_PROBLEM:_
Scan the entries below line by line and state how many lines contain the string "checkout", giving only the number.

Stored entries
──────────

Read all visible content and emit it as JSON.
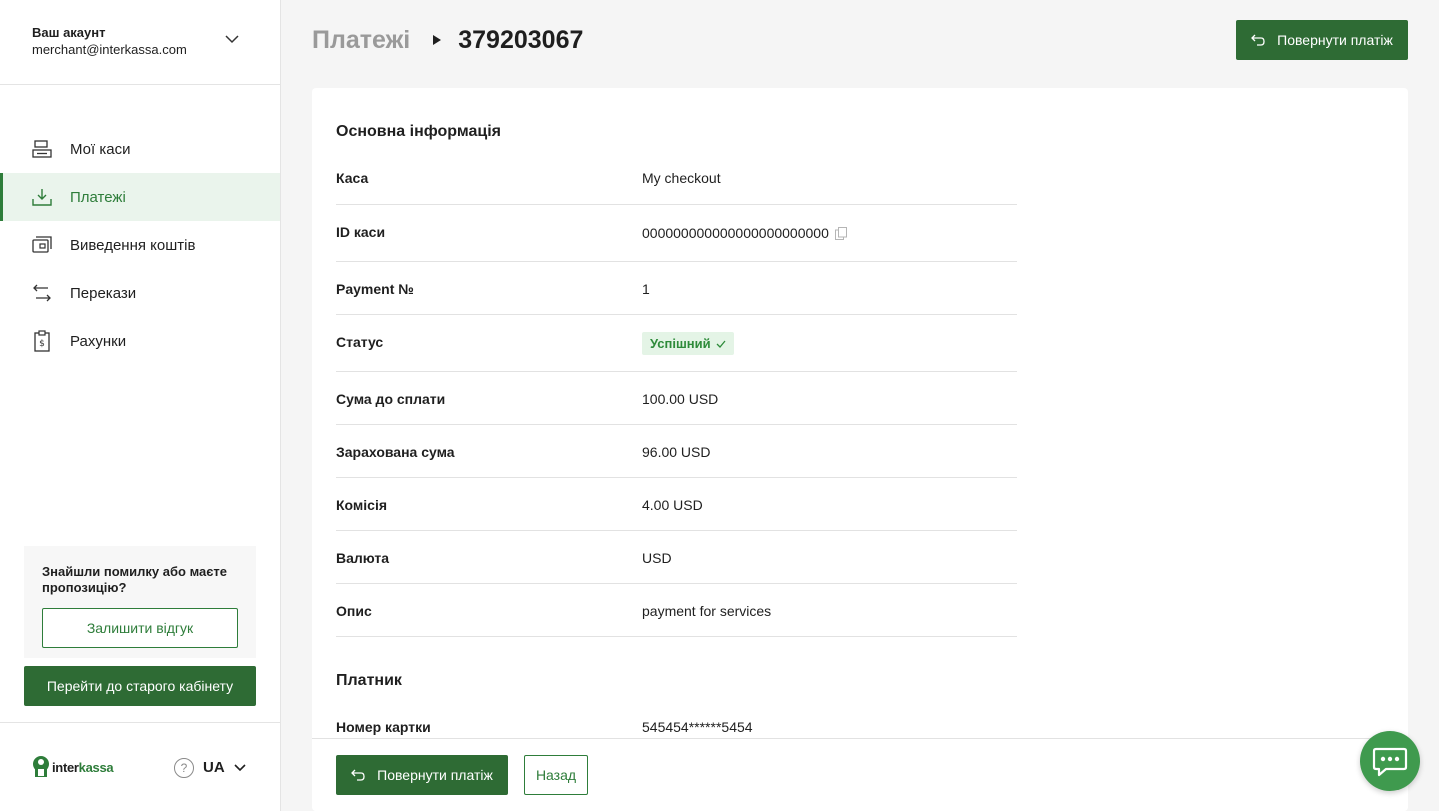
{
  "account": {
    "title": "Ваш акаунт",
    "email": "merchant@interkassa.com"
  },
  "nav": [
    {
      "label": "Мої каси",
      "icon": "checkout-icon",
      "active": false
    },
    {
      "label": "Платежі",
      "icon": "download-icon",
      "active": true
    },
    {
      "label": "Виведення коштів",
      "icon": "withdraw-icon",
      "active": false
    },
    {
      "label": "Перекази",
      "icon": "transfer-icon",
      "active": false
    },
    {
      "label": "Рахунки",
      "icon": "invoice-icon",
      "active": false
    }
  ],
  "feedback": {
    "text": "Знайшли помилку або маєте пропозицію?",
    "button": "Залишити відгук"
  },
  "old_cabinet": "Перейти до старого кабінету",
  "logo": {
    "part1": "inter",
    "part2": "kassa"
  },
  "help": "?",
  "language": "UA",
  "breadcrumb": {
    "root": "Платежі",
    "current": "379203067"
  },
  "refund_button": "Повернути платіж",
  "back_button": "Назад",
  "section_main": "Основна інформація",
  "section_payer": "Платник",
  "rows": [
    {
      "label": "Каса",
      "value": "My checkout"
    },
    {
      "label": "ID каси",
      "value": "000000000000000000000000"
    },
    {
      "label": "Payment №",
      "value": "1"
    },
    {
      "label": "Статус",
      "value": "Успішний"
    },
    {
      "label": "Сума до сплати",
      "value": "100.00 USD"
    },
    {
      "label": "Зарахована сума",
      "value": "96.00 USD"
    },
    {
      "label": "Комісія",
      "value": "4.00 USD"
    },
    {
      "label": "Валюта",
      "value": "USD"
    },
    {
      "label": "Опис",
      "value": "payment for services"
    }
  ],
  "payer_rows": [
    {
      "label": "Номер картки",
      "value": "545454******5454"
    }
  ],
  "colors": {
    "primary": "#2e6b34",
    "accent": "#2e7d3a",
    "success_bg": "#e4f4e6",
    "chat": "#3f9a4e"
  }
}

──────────

_RESPONSE AREA:_
2